Work order -> Among the entries, find each line that includes the string "Audio" and list it.

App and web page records
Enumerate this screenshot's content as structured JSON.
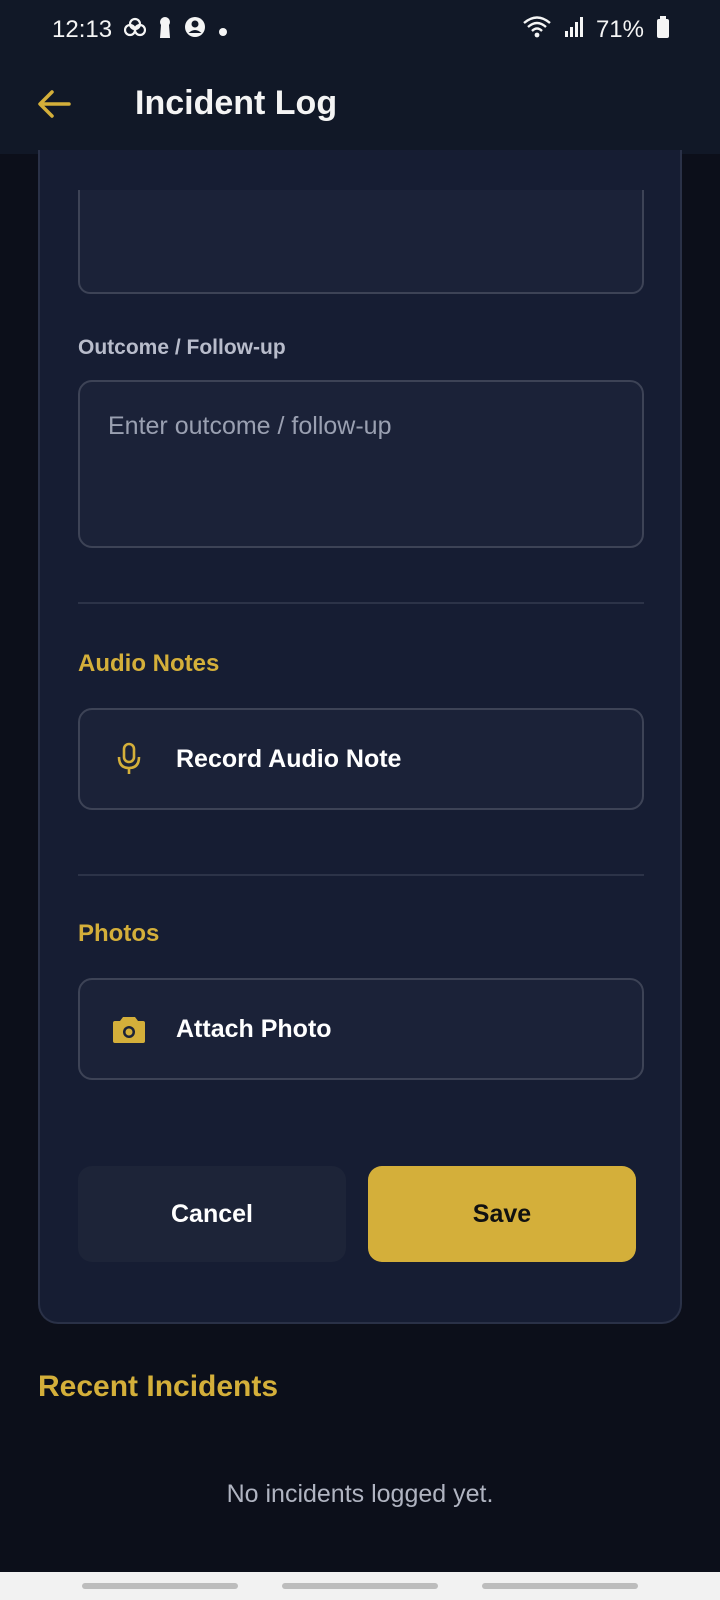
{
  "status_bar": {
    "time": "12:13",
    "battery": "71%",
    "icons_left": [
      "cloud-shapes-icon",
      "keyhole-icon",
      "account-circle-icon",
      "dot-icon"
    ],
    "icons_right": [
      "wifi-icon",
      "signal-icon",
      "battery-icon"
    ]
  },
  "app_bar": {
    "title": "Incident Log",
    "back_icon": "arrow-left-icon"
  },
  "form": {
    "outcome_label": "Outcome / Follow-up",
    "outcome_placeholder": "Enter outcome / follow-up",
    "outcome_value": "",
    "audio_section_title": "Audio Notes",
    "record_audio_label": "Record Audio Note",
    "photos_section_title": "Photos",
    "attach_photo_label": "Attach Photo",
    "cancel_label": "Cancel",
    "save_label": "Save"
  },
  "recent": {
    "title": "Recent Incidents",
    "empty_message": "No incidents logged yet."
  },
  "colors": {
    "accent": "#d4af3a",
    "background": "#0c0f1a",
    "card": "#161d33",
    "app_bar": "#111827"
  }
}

The answer ->
    "audio_section_title": "Audio Notes",
    "record_audio_label": "Record Audio Note",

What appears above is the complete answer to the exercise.